Once your run is over, you hit Stop and Save, and it will flash an animation and feedback across the screen. Pretty much no matter what you do, you get a "Great Workout" (even if you stop a 30 second spring sprint). But it also tracks and congratulates you when you run your fastest mile, longest run, and highest elevation gain. The best part comes after the run: Timex saves your runs by uploading them over an AT&T cell service (free for one year). This means you only have to plug the watch into the computer once to connect it to your Strava or Runkeeper account. After this, all runs are set to save straight to your service, and you only need to connect it to a power source to charge it (we found you can get at least five 7-mile runs if you power it off afterwards).

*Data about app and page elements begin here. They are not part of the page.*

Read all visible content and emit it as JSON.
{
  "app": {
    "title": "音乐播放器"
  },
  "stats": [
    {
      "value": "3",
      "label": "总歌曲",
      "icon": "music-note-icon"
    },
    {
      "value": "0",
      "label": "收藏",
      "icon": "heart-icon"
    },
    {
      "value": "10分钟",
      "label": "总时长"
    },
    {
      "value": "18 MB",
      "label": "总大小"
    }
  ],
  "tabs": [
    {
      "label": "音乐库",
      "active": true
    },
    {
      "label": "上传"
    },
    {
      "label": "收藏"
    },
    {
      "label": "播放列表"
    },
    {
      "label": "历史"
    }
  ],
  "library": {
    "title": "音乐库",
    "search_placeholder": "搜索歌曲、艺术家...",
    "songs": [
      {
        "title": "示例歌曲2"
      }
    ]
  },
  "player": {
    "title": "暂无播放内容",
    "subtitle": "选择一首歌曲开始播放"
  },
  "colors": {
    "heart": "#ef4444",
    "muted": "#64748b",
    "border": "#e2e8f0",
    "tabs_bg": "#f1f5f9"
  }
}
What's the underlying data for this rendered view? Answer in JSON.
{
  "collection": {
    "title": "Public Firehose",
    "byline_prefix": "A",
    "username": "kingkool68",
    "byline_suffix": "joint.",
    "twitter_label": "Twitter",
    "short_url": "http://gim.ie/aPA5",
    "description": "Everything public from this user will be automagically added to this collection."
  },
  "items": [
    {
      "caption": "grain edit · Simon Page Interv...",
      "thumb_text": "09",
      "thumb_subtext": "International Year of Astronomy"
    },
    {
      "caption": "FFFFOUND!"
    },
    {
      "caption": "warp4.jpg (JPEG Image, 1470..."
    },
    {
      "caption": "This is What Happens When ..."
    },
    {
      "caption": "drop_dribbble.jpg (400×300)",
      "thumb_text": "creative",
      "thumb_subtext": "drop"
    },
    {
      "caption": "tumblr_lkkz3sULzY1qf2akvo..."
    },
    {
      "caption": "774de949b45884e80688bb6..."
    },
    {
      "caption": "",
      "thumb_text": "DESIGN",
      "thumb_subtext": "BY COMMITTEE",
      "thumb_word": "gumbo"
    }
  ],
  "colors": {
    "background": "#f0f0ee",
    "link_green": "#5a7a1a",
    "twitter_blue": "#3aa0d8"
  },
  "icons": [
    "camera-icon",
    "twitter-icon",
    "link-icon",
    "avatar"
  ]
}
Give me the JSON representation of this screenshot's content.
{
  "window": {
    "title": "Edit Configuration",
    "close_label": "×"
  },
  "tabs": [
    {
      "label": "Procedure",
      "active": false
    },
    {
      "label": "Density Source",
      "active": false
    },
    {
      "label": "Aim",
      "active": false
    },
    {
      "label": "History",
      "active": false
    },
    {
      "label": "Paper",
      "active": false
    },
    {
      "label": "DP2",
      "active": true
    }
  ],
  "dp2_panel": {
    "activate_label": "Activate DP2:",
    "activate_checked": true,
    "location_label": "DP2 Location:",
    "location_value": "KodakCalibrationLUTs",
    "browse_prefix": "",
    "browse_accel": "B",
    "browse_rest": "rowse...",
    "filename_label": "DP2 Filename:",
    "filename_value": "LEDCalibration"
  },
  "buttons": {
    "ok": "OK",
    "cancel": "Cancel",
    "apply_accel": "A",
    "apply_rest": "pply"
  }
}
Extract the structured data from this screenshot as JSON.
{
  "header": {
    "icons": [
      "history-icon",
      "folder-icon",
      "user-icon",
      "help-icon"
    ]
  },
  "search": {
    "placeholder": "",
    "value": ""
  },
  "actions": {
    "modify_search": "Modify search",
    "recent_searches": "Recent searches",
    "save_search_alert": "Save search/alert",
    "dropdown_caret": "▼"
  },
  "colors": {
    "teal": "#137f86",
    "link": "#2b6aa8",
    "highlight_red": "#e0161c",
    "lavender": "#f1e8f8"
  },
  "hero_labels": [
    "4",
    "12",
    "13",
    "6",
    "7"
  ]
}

Nitpick: This watch is still relatively big, at least if you compare it to Timex's ubiquitous Ironman watches, a favorite for digital minimalists. Because of this, it isn't something that you would choose to wear every day like, perhaps, the stylish Apple Watch (which gets GPS abilities by tethering to a nearby phone). But as a run accessory, you won't want to go without. It checks all the boxes.